Next to national defense, energy security has become a primary issue for the survival and wellbeing of both developed and developing nations. A review of the literature shows how concerns for energy security acquired a new dimension after the collapse of the Soviet Union in 1991, when the Western powers and a weakened Russia competed for the control of the Eurasia region and its energy resources. Research has also focused on how different countries have developed a variety of strategies for securing their energy supply. Energy security literature can be split into three general sections: neoclassical economics and public choice, bureaucratic politics and public administration, and political economy. Scholars have also explored regime theory, resource conflict, and the relationship between national energy security and foreign policy. In the case of the United States, four major challenges in foreign policy issues related to energy security can be identified: “building alliances, strengthening collective energy security, asserting its interests with energy suppliers, and addressing the rise of state control in energy.” These challenges require eight specific foreign policy responses from the U.S. government, two of which constitute the core relationship between energy security and foreign policy making: “candor and respect” for the producer countries, and foreign policies that promote the stability and security of suppliers.
Berenike Prem and Elke Krahmann

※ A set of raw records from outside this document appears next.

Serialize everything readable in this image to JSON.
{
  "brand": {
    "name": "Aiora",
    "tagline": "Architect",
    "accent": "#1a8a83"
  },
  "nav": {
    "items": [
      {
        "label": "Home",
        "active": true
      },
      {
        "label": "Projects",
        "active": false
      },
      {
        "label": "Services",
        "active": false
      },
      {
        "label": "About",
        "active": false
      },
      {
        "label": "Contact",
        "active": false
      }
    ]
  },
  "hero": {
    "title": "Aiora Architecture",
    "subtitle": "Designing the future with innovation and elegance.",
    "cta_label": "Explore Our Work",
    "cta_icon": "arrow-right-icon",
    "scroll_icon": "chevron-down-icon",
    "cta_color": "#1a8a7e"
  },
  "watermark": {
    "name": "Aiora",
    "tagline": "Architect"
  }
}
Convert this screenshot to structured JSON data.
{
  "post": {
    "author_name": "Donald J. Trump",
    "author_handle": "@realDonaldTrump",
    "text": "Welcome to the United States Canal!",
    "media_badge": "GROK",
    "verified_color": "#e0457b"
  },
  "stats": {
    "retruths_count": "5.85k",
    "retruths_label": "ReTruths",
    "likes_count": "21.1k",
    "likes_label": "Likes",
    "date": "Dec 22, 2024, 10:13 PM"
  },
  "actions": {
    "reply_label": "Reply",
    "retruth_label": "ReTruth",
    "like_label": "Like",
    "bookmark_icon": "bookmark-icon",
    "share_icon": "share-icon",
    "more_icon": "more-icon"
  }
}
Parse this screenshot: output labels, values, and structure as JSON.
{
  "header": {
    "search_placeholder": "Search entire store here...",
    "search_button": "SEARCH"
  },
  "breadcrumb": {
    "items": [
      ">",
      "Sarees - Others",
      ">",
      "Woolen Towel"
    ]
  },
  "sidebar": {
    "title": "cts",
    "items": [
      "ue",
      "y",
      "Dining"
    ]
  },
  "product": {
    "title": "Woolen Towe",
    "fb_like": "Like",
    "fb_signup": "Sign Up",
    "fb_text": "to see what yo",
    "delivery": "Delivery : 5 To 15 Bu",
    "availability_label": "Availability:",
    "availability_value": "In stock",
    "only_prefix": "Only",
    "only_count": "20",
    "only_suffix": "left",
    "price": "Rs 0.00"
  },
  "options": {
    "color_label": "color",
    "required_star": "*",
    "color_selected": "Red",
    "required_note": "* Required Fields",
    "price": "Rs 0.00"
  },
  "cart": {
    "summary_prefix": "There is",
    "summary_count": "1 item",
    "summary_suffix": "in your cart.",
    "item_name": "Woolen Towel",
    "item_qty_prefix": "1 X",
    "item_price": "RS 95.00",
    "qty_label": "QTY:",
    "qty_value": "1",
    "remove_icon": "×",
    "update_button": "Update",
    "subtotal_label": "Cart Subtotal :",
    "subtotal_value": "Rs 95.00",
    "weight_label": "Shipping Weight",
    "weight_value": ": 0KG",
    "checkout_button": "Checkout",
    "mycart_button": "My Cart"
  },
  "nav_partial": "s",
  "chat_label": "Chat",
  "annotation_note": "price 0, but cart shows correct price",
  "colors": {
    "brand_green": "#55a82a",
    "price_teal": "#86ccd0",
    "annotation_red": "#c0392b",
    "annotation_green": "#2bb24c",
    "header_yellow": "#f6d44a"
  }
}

While early private military and security companies (PMSCs) were likened to mercenaries, today most scholars agree that PMSCs constitute a new phenomenon. They are organized as legitimate corporate entities, have a distinct legal status, and provide a wide range of military and security services. This definition reflects the evolution of the PMSC industry, which has moved beyond combat services to supply everything from transport, logistics, and maintenance to military and police training, demining, intelligence, risk analysis, armed and unarmed protective services, anti-piracy measures, border protection, and drone operations. Not only have PMSC services diversified, but so has their client base. In addition to industrialized and failed states, transnational corporations, international organizations, and even NGOs increasingly make use of PMSCs. There are several explanations for the growing recourse to these companies. Functional explanations see the employment of PMSCs as a rational response to the glaring gap between demand and supply in the market for force. Ideational and constructivist approaches, by contrast, impute national differences in the outsourcing of military and security services to dominant beliefs and norms about the appropriate relationship between the state and the market. The consequences of using PMSCs, including the accountability, effectiveness, and state control of PMSCs, issues of gender and racial equality, and theoretical implications for the location of political authority and the public good character of security are key issues. So is the question of suitable forms of regulation for the industry, including national and international laws, informal industry self-regulations, and hybrid regulatory approaches such as multi-stakeholder initiatives and standard setting schemes.